Assignment
From the entries below, gather each line containing the word "this".

::: Exercise inputs

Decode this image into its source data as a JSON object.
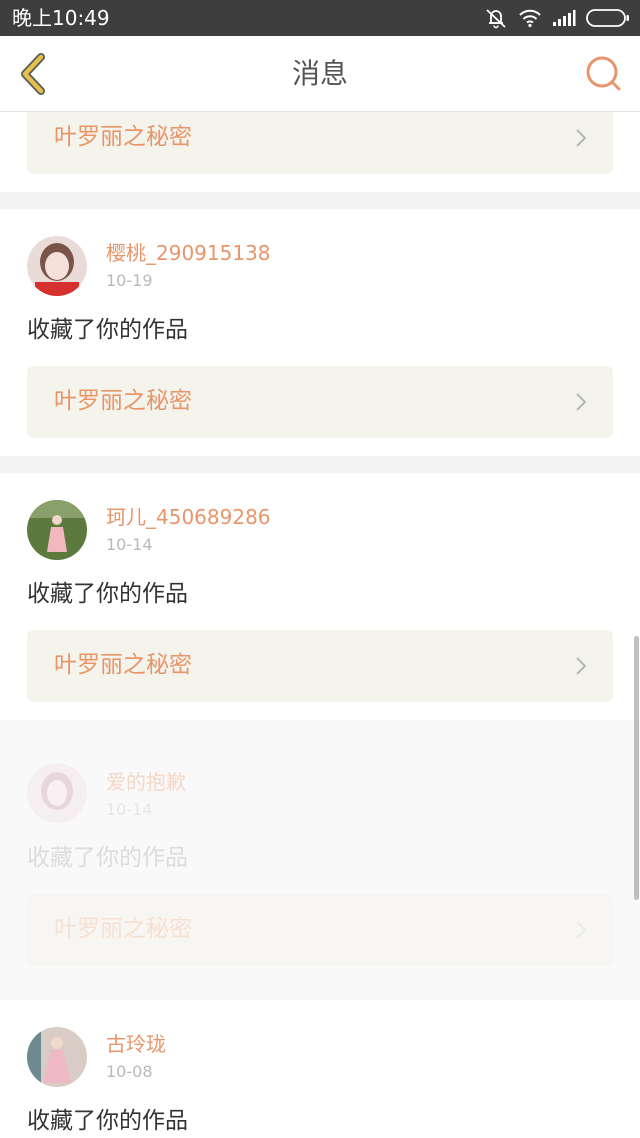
{
  "status_bar": {
    "time": "晚上10:49",
    "icons": [
      "mute-icon",
      "wifi-icon",
      "signal-icon",
      "battery-icon"
    ]
  },
  "nav": {
    "title": "消息",
    "back_icon": "back-chevron-icon",
    "search_icon": "search-icon"
  },
  "colors": {
    "accent": "#e8956a",
    "back_icon": "#e6c04a",
    "work_bg": "#f4f3ec"
  },
  "notifications": [
    {
      "user": "",
      "date": "",
      "action": "",
      "work_title": "叶罗丽之秘密"
    },
    {
      "user": "樱桃_290915138",
      "date": "10-19",
      "action": "收藏了你的作品",
      "work_title": "叶罗丽之秘密"
    },
    {
      "user": "珂儿_450689286",
      "date": "10-14",
      "action": "收藏了你的作品",
      "work_title": "叶罗丽之秘密"
    },
    {
      "user": "爱的抱歉",
      "date": "10-14",
      "action": "收藏了你的作品",
      "work_title": "叶罗丽之秘密"
    },
    {
      "user": "古玲珑",
      "date": "10-08",
      "action": "收藏了你的作品",
      "work_title": ""
    }
  ]
}
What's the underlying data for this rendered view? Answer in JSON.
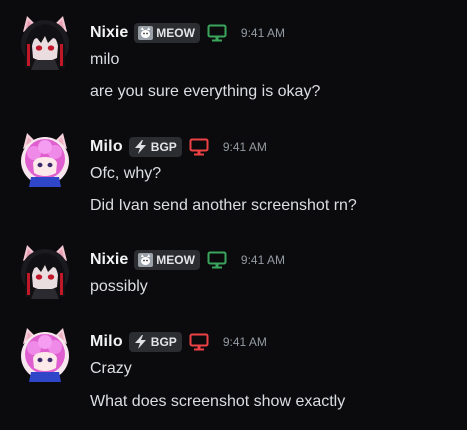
{
  "messages": [
    {
      "author": "Nixie",
      "tag": "MEOW",
      "tag_icon": "cat-icon",
      "device_color": "#3ba55d",
      "time": "9:41 AM",
      "lines": [
        "milo",
        "are you sure everything is okay?"
      ]
    },
    {
      "author": "Milo",
      "tag": "BGP",
      "tag_icon": "lightning-icon",
      "device_color": "#ed4245",
      "time": "9:41 AM",
      "lines": [
        "Ofc, why?",
        "Did Ivan send another screenshot rn?"
      ]
    },
    {
      "author": "Nixie",
      "tag": "MEOW",
      "tag_icon": "cat-icon",
      "device_color": "#3ba55d",
      "time": "9:41 AM",
      "lines": [
        "possibly"
      ]
    },
    {
      "author": "Milo",
      "tag": "BGP",
      "tag_icon": "lightning-icon",
      "device_color": "#ed4245",
      "time": "9:41 AM",
      "lines": [
        "Crazy",
        "What does screenshot show exactly"
      ]
    }
  ]
}
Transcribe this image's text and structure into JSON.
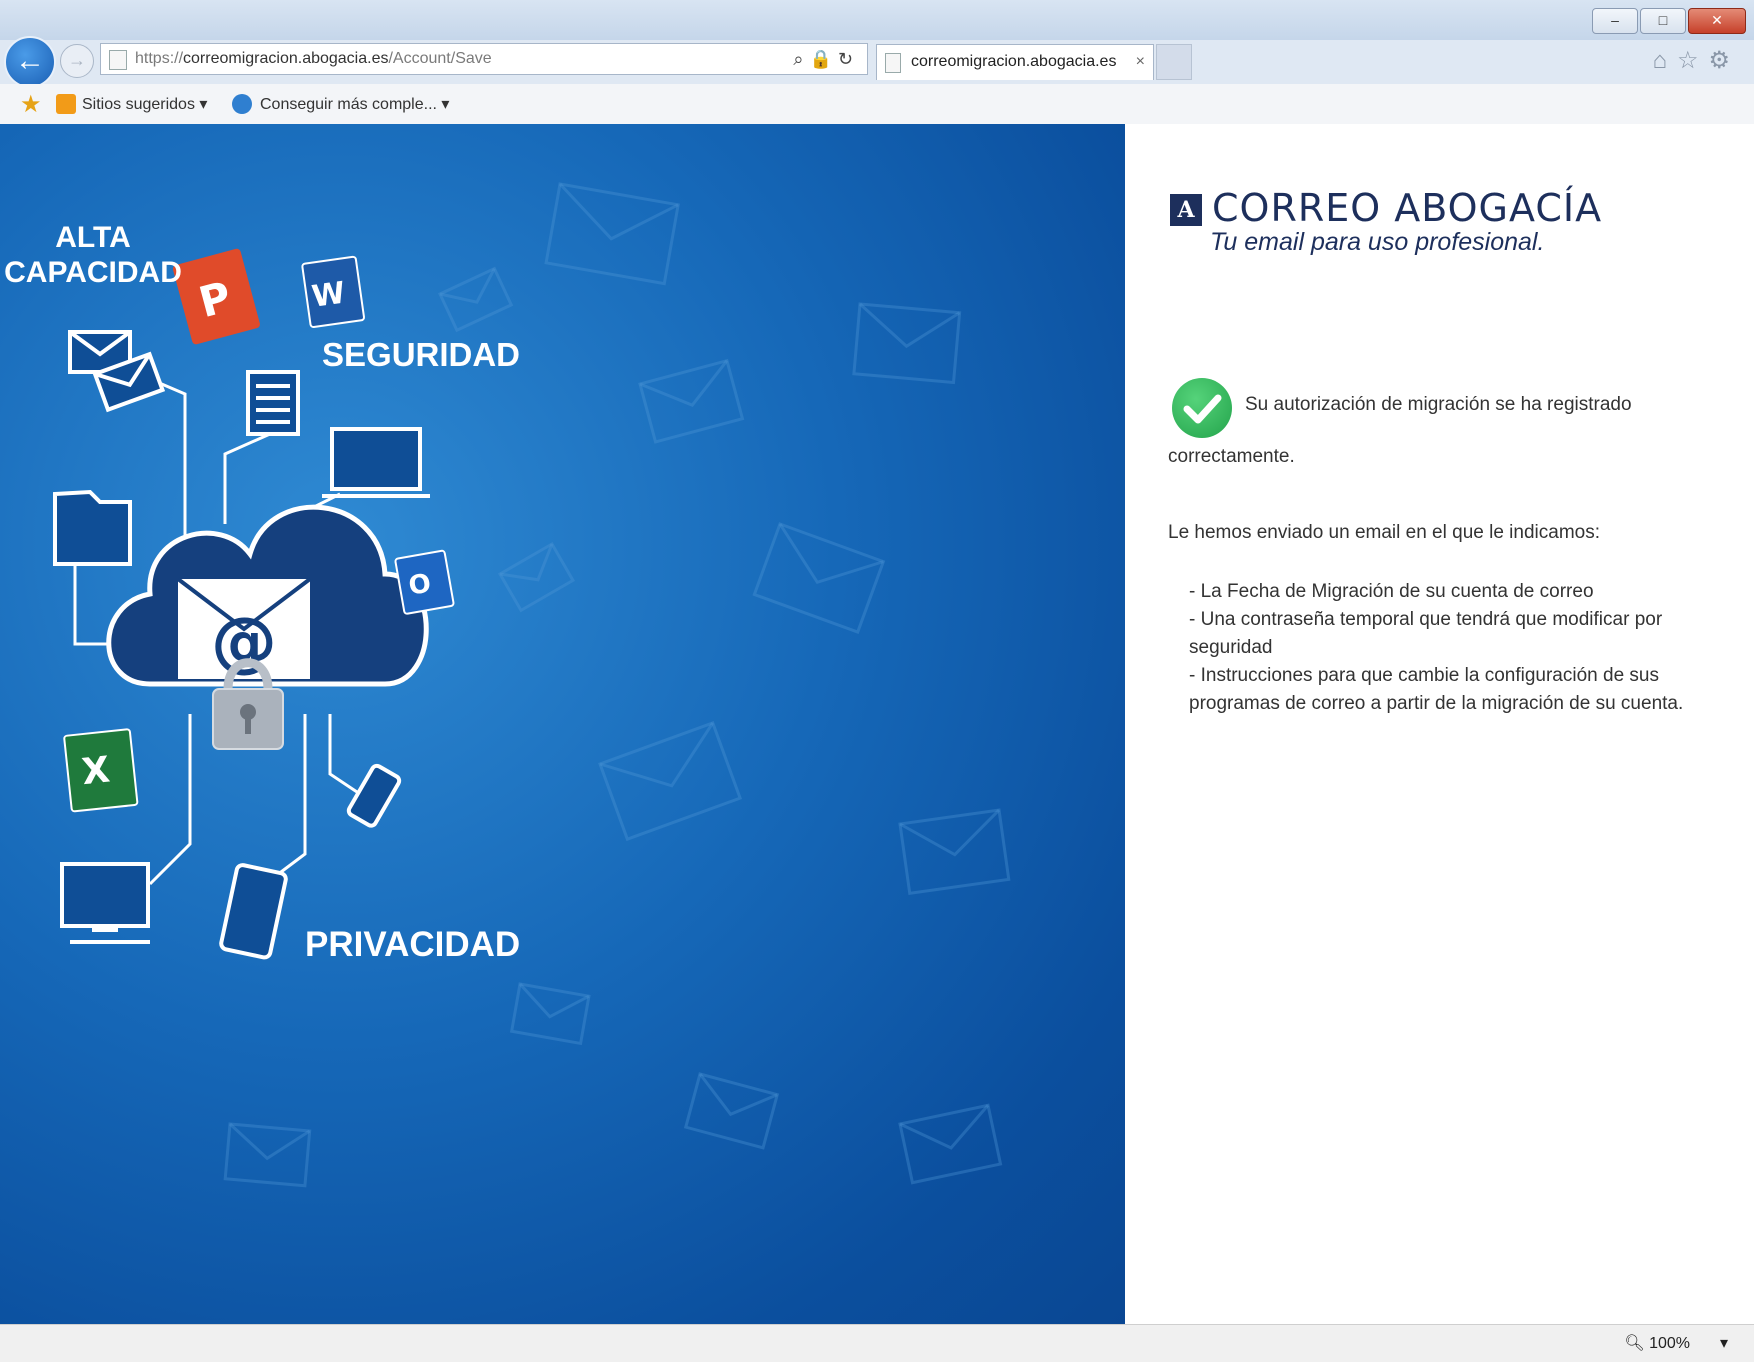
{
  "browser": {
    "url_prefix": "https://",
    "url_host": "correomigracion.abogacia.es",
    "url_path": "/Account/Save",
    "tab_title": "correomigracion.abogacia.es",
    "tab_close": "×",
    "favorites": [
      {
        "label": "Sitios sugeridos ▾"
      },
      {
        "label": "Conseguir más comple... ▾"
      }
    ],
    "zoom": "100%",
    "zoom_arrow": "▾",
    "window_buttons": {
      "minimize": "–",
      "maximize": "□",
      "close": "✕"
    }
  },
  "hero": {
    "labels": [
      "ALTA",
      "CAPACIDAD",
      "SEGURIDAD",
      "PRIVACIDAD"
    ]
  },
  "brand": {
    "mark": "A",
    "title": "CORREO ABOGACÍA",
    "tagline": "Tu email para uso profesional."
  },
  "content": {
    "message_line1": "Su autorización de migración se ha registrado",
    "message_line2": "correctamente.",
    "intro": "Le hemos enviado un email en el que le indicamos:",
    "bullets": [
      "- La Fecha de Migración de su cuenta de correo",
      "- Una contraseña temporal que tendrá que modificar por seguridad",
      "- Instrucciones para que cambie la configuración de sus programas de correo a partir de la migración de su cuenta."
    ]
  },
  "colors": {
    "brand": "#1d2f5c",
    "hero_blue": "#1668b8",
    "success": "#23a34b"
  }
}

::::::

Task response
Decode this image into its source data as a JSON object.
What's the underlying data for this rendered view? Answer in JSON.
Transcribe this image's text and structure into JSON.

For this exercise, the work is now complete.